By Owen Auch, ’15
Payton Warner always dreamed of doing stand-up comedy, but couldn’t find an opportunity until this year when capstone allowed him to pair with a mentor to study the science of humor.
Warner said his research gave him the confidence to refine his comedic style in the form of a stand-up comedy show.
“Every comedian has their own niche, and my niche is filmmaking. So I’m mixing stand-up with videos,” Warner said.
At his comedy show on April 17 in the Little Theatre, Warner finally performed his unique stand-up comedy to a live audience.
Austin Serif decided to use his capstone to pursue one of his passions: literature. Serif is writing a novella, a literary form shorter than a novel but longer than a short story.
“I began the process over winter break. I think I wrote five or ten thousand words and then deleted them and started again,” Serif said. “I decided I really wanted to understand my story before I got into it. I didn’t want to just write something.”
Serif’s story is a first-person narrative set after World War II.
“It’s about these people who I kind of idealize as the last of a bygone era of people who were really exploring and seeking something bigger than themselves,” said Serif.
Julia Anderson, Liam Campbell & Cole Hendrix
There’s been a film festival in Upper Arlington for years, but this year a group of students revamped it for their capstone. Previously held in the Little Theatre, the renamed Northam Film and Music Festival had over 300 attendees at its new location, Northam Park. The festival featured three bands—Folks, the Candescents, and Midnight Coast—and 25 films from both local and international filmmakers.
The festival received over 1500 international film submissions from places as far-flung as Iran and Europe. Northam Film and Music Festival was ranked in the top 15 must-see film and music festivals in the world, according to audnews.com.
Monnett Hamilton, for her capstone, worked to support a cause close to her family. Hamilton’s mother was involved in a severe car accident last year, and was pronounced paralyzed at the scene of the accident. However, doctors later realized that her spinal cord was just severely bruised, so she would be able to regain movement. Hamilton hosted a dinner event for adults to fundraise for the purchase of special spinal cord rehabilitation equipment at Martha Morehouse Medical Plaza.

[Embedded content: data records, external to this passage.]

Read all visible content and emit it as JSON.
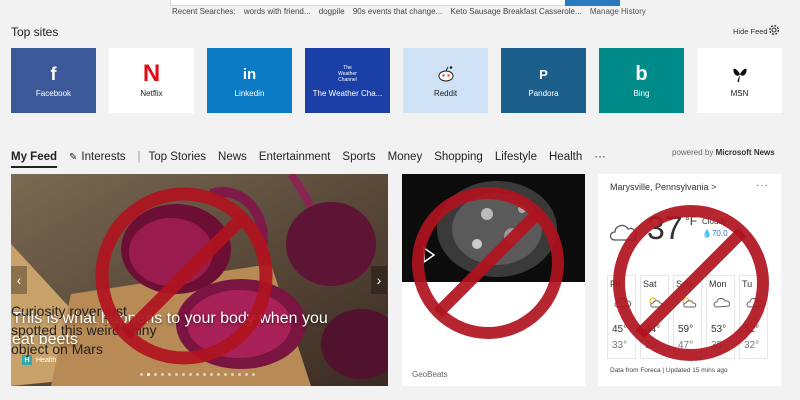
{
  "search": {
    "recent_label": "Recent Searches:",
    "recent_items": [
      "words with friend...",
      "dogpile",
      "90s events that change...",
      "Keto Sausage Breakfast Casserole..."
    ],
    "manage_history": "Manage History"
  },
  "top_sites": {
    "title": "Top sites",
    "hide_feed": "Hide Feed",
    "tiles": [
      {
        "label": "Facebook",
        "logo": "f",
        "color": "#3b5998"
      },
      {
        "label": "Netflix",
        "logo": "N",
        "color": "#ffffff"
      },
      {
        "label": "Linkedin",
        "logo": "in",
        "color": "#0a7bc4"
      },
      {
        "label": "The Weather Cha...",
        "logo": "The Weather Channel",
        "color": "#1a3fa6"
      },
      {
        "label": "Reddit",
        "logo": "reddit-icon",
        "color": "#cfe1f5"
      },
      {
        "label": "Pandora",
        "logo": "P",
        "color": "#1d5f8c"
      },
      {
        "label": "Bing",
        "logo": "b",
        "color": "#008b8b"
      },
      {
        "label": "MSN",
        "logo": "msn-butterfly-icon",
        "color": "#ffffff"
      }
    ]
  },
  "feed_nav": {
    "active": "My Feed",
    "interests": "Interests",
    "items": [
      "Top Stories",
      "News",
      "Entertainment",
      "Sports",
      "Money",
      "Shopping",
      "Lifestyle",
      "Health"
    ],
    "more": "···",
    "powered_prefix": "powered by",
    "powered_brand": "Microsoft News"
  },
  "hero": {
    "title": "This is what happens to your body when you eat beets",
    "source": "Health",
    "source_initial": "H"
  },
  "news2": {
    "title": "Curiosity rover just spotted this weird shiny object on Mars",
    "source": "GeoBeats"
  },
  "weather": {
    "location": "Marysville, Pennsylvania",
    "location_chevron": ">",
    "more": "···",
    "temp": "37",
    "unit": "°F",
    "condition": "Cloudy",
    "precip": "70.0",
    "forecast": [
      {
        "day": "Fri",
        "hi": "45°",
        "lo": "33°"
      },
      {
        "day": "Sat",
        "hi": "44°",
        "lo": "29°"
      },
      {
        "day": "Sun",
        "hi": "59°",
        "lo": "47°"
      },
      {
        "day": "Mon",
        "hi": "53°",
        "lo": "35°"
      },
      {
        "day": "Tu",
        "hi": "52°",
        "lo": "32°"
      }
    ],
    "footer": "Data from Foreca | Updated 15 mins ago"
  },
  "colors": {
    "accent": "#2a7ac0",
    "prohibition_red": "#b0131f"
  }
}
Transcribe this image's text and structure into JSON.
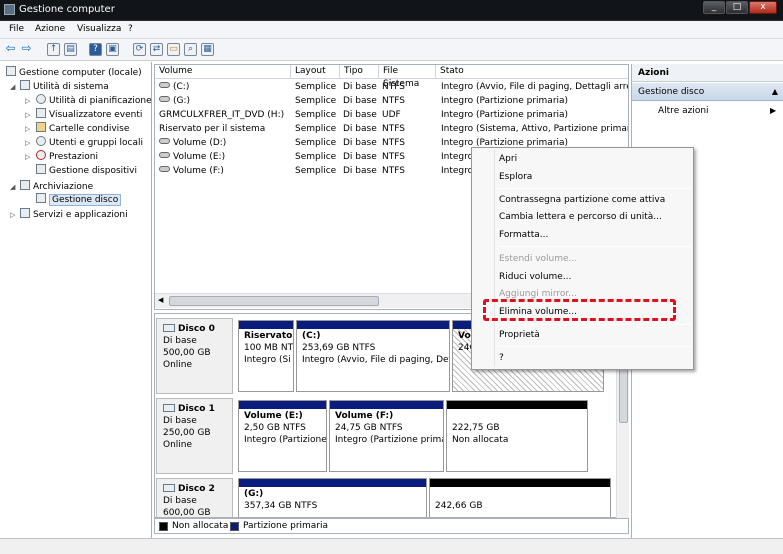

“[The equipment is] a bodyweight support system in the form of a treadmill,” Hamilton said. “They’re harnessed, and … the support system takes some weight off of [their legs] so they can relearn to walk … like a normal person instead of struggling the rest of their life.”
Hamilton has raised almost $50,000 for the equipment so far.